**The task**
Check every line below for the word "Смертей" and give only the number of lines where it appears.

Start of Data for analysis

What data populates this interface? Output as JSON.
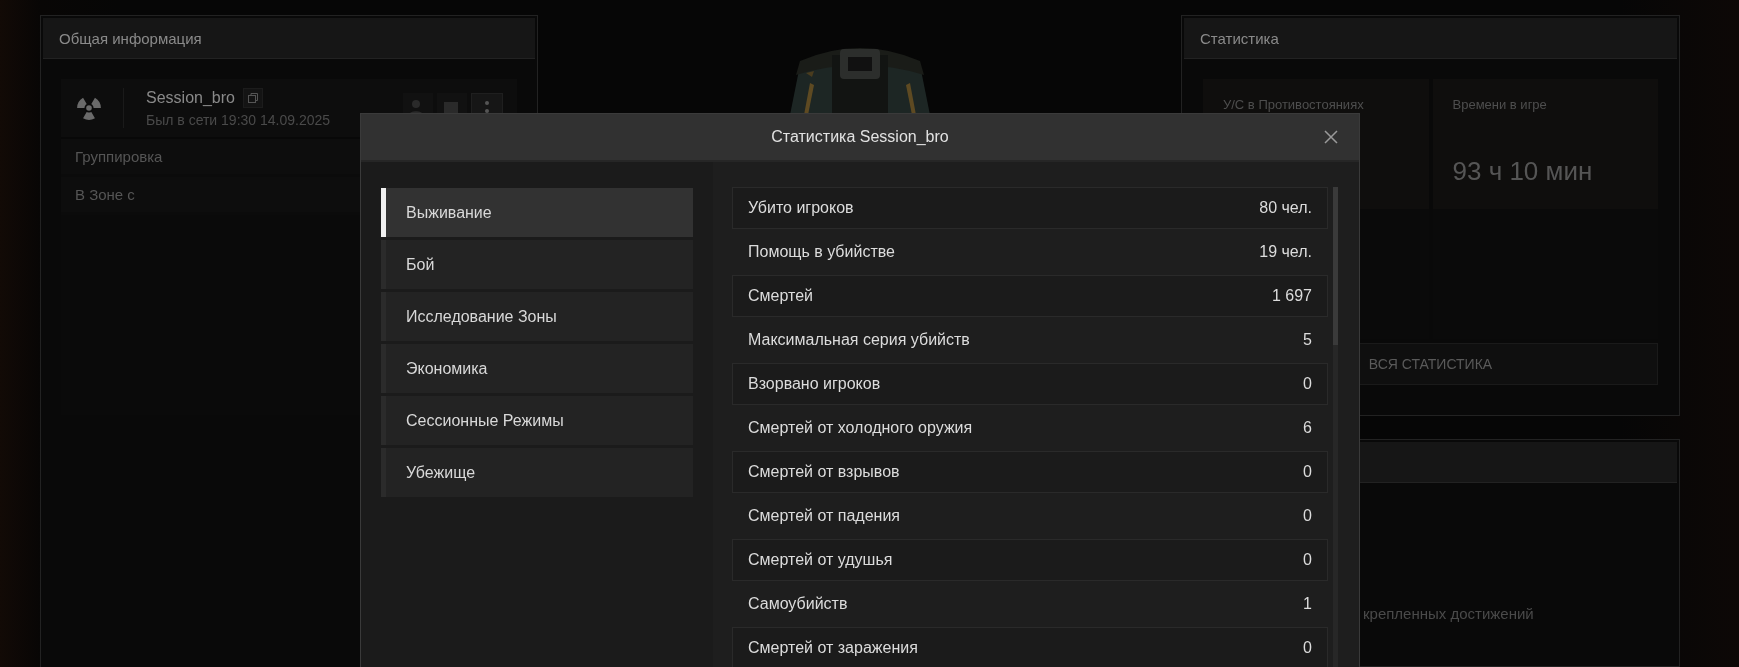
{
  "left_panel": {
    "title": "Общая информация",
    "profile": {
      "name": "Session_bro",
      "status": "Был в сети 19:30 14.09.2025"
    },
    "rows": [
      {
        "label": "Группировка"
      },
      {
        "label": "В Зоне с"
      }
    ]
  },
  "right_panel": {
    "title": "Статистика",
    "tiles": [
      {
        "label": "У/С в Противостояниях"
      },
      {
        "label": "Времени в игре",
        "value": "93 ч 10 мин"
      }
    ],
    "button": "ВСЯ СТАТИСТИКА"
  },
  "achievements_panel": {
    "text": "крепленных достижений"
  },
  "dialog": {
    "title": "Статистика Session_bro",
    "categories": [
      {
        "label": "Выживание",
        "selected": true
      },
      {
        "label": "Бой",
        "selected": false
      },
      {
        "label": "Исследование Зоны",
        "selected": false
      },
      {
        "label": "Экономика",
        "selected": false
      },
      {
        "label": "Сессионные Режимы",
        "selected": false
      },
      {
        "label": "Убежище",
        "selected": false
      }
    ],
    "stats": [
      {
        "label": "Убито игроков",
        "value": "80 чел."
      },
      {
        "label": "Помощь в убийстве",
        "value": "19 чел."
      },
      {
        "label": "Смертей",
        "value": "1 697"
      },
      {
        "label": "Максимальная серия убийств",
        "value": "5"
      },
      {
        "label": "Взорвано игроков",
        "value": "0"
      },
      {
        "label": "Смертей от холодного оружия",
        "value": "6"
      },
      {
        "label": "Смертей от взрывов",
        "value": "0"
      },
      {
        "label": "Смертей от падения",
        "value": "0"
      },
      {
        "label": "Смертей от удушья",
        "value": "0"
      },
      {
        "label": "Самоубийств",
        "value": "1"
      },
      {
        "label": "Смертей от заражения",
        "value": "0"
      }
    ]
  }
}
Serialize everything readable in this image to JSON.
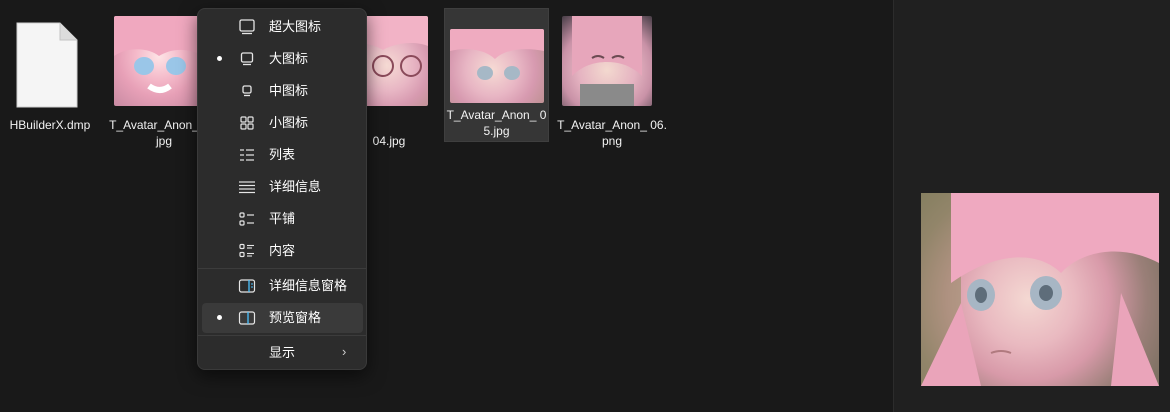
{
  "files": [
    {
      "name": "HBuilderX.dmp",
      "type": "document-icon"
    },
    {
      "name": "T_Avatar_Anon_01.jpg",
      "type": "image-thumbnail"
    },
    {
      "name": "T_Avatar_Anon_04.jpg",
      "type": "image-thumbnail"
    },
    {
      "name": "T_Avatar_Anon_05.jpg",
      "type": "image-thumbnail",
      "selected": true
    },
    {
      "name": "T_Avatar_Anon_06.png",
      "type": "image-thumbnail"
    }
  ],
  "labels": {
    "f0": "HBuilderX.dmp",
    "f1": "T_Avatar_Anon_ 01.jpg",
    "f2": "04.jpg",
    "f3": "T_Avatar_Anon_ 05.jpg",
    "f4": "T_Avatar_Anon_ 06.png"
  },
  "menu": {
    "items": [
      {
        "label": "超大图标",
        "icon": "extra-large-icons-icon",
        "checked": false
      },
      {
        "label": "大图标",
        "icon": "large-icons-icon",
        "checked": true
      },
      {
        "label": "中图标",
        "icon": "medium-icons-icon",
        "checked": false
      },
      {
        "label": "小图标",
        "icon": "small-icons-icon",
        "checked": false
      },
      {
        "label": "列表",
        "icon": "list-icon",
        "checked": false
      },
      {
        "label": "详细信息",
        "icon": "details-icon",
        "checked": false
      },
      {
        "label": "平铺",
        "icon": "tiles-icon",
        "checked": false
      },
      {
        "label": "内容",
        "icon": "content-icon",
        "checked": false
      },
      {
        "label": "详细信息窗格",
        "icon": "details-pane-icon",
        "checked": false
      },
      {
        "label": "预览窗格",
        "icon": "preview-pane-icon",
        "checked": true,
        "highlighted": true
      },
      {
        "label": "显示",
        "icon": "chevron-right-icon",
        "submenu": true
      }
    ]
  },
  "colors": {
    "background": "#191919",
    "menu_background": "#2c2c2c",
    "pane_icon_accent": "#4cc2ff"
  }
}
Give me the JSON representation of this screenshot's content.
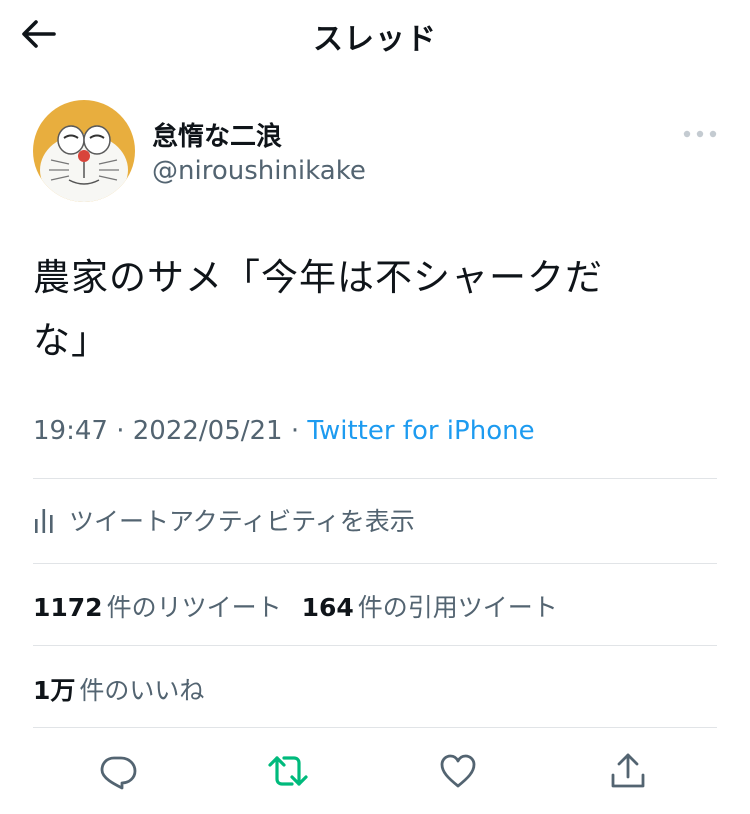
{
  "header": {
    "title": "スレッド",
    "back_icon": "arrow-left-icon"
  },
  "user": {
    "display_name": "怠惰な二浪",
    "handle": "@niroushinikake"
  },
  "tweet": {
    "text_line1": "農家のサメ「今年は不シャークだ",
    "text_line2": "な」",
    "time": "19:47",
    "date": "2022/05/21",
    "source": "Twitter for iPhone"
  },
  "activity": {
    "label": "ツイートアクティビティを表示"
  },
  "stats": {
    "retweets_count": "1172",
    "retweets_label": "件のリツイート",
    "quotes_count": "164",
    "quotes_label": "件の引用ツイート",
    "likes_count": "1万",
    "likes_label": "件のいいね"
  },
  "colors": {
    "text": "#0f1419",
    "secondary": "#536471",
    "link": "#1d9bf0",
    "retweet_green": "#00ba7c",
    "divider": "#e1e4e7"
  }
}
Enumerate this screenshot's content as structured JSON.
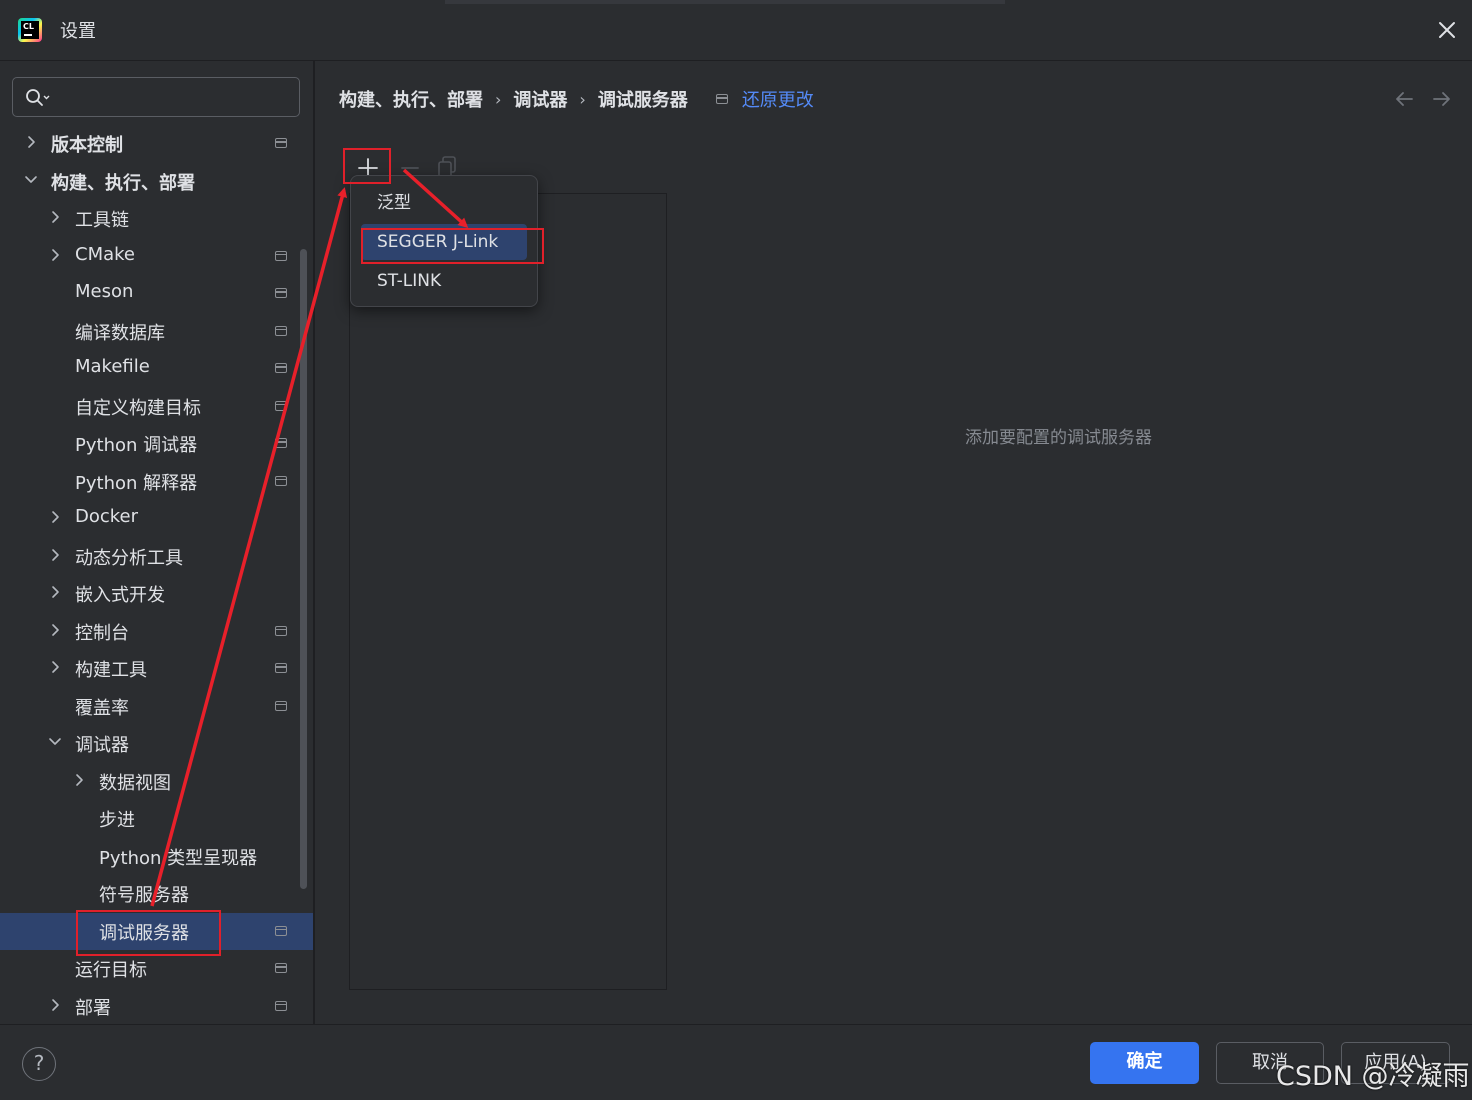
{
  "window": {
    "title": "设置",
    "close_icon": "close-icon"
  },
  "search": {
    "value": "",
    "placeholder": ""
  },
  "tree": [
    {
      "label": "版本控制",
      "expandable": true,
      "expanded": false,
      "bold": true,
      "project_scope": true
    },
    {
      "label": "构建、执行、部署",
      "expandable": true,
      "expanded": true,
      "bold": true,
      "project_scope": false
    },
    {
      "label": "工具链",
      "expandable": true,
      "expanded": false,
      "project_scope": false
    },
    {
      "label": "CMake",
      "expandable": true,
      "expanded": false,
      "project_scope": true
    },
    {
      "label": "Meson",
      "expandable": false,
      "project_scope": true
    },
    {
      "label": "编译数据库",
      "expandable": false,
      "project_scope": true
    },
    {
      "label": "Makefile",
      "expandable": false,
      "project_scope": true
    },
    {
      "label": "自定义构建目标",
      "expandable": false,
      "project_scope": true
    },
    {
      "label": "Python 调试器",
      "expandable": false,
      "project_scope": true
    },
    {
      "label": "Python 解释器",
      "expandable": false,
      "project_scope": true
    },
    {
      "label": "Docker",
      "expandable": true,
      "expanded": false,
      "project_scope": false
    },
    {
      "label": "动态分析工具",
      "expandable": true,
      "expanded": false,
      "project_scope": false
    },
    {
      "label": "嵌入式开发",
      "expandable": true,
      "expanded": false,
      "project_scope": false
    },
    {
      "label": "控制台",
      "expandable": true,
      "expanded": false,
      "project_scope": true
    },
    {
      "label": "构建工具",
      "expandable": true,
      "expanded": false,
      "project_scope": true
    },
    {
      "label": "覆盖率",
      "expandable": false,
      "project_scope": true
    },
    {
      "label": "调试器",
      "expandable": true,
      "expanded": true,
      "project_scope": false
    },
    {
      "label": "数据视图",
      "expandable": true,
      "expanded": false,
      "project_scope": false
    },
    {
      "label": "步进",
      "expandable": false,
      "project_scope": false
    },
    {
      "label": "Python 类型呈现器",
      "expandable": false,
      "project_scope": false
    },
    {
      "label": "符号服务器",
      "expandable": false,
      "project_scope": false
    },
    {
      "label": "调试服务器",
      "expandable": false,
      "project_scope": true,
      "selected": true
    },
    {
      "label": "运行目标",
      "expandable": false,
      "project_scope": true
    },
    {
      "label": "部署",
      "expandable": true,
      "expanded": false,
      "project_scope": true
    }
  ],
  "breadcrumb": {
    "items": [
      "构建、执行、部署",
      "调试器",
      "调试服务器"
    ],
    "separator": "›",
    "revert_label": "还原更改"
  },
  "toolbar": {
    "add_icon": "plus-icon",
    "remove_icon": "minus-icon",
    "copy_icon": "copy-icon"
  },
  "popup_menu": {
    "items": [
      {
        "label": "泛型",
        "highlighted": false
      },
      {
        "label": "SEGGER J-Link",
        "highlighted": true
      },
      {
        "label": "ST-LINK",
        "highlighted": false
      }
    ]
  },
  "empty_message": "添加要配置的调试服务器",
  "footer": {
    "help_label": "?",
    "ok_label": "确定",
    "cancel_label": "取消",
    "apply_label": "应用(A)"
  },
  "watermark": "CSDN @冷凝雨",
  "colors": {
    "background": "#2b2d30",
    "selection": "#2e436e",
    "accent_button": "#3574f0",
    "link": "#548af7",
    "annotation_red": "#e0202a"
  }
}
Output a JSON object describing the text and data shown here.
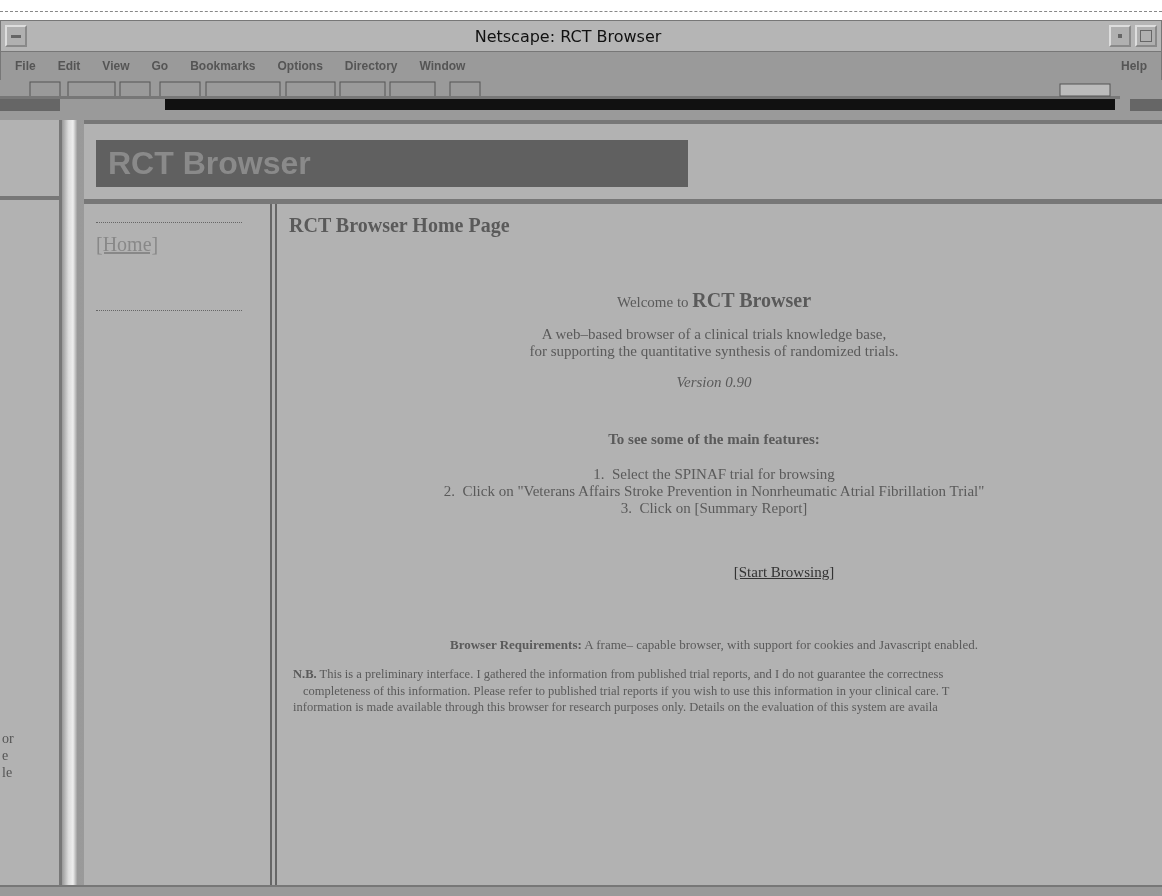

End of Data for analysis

**Answer to the problem**
6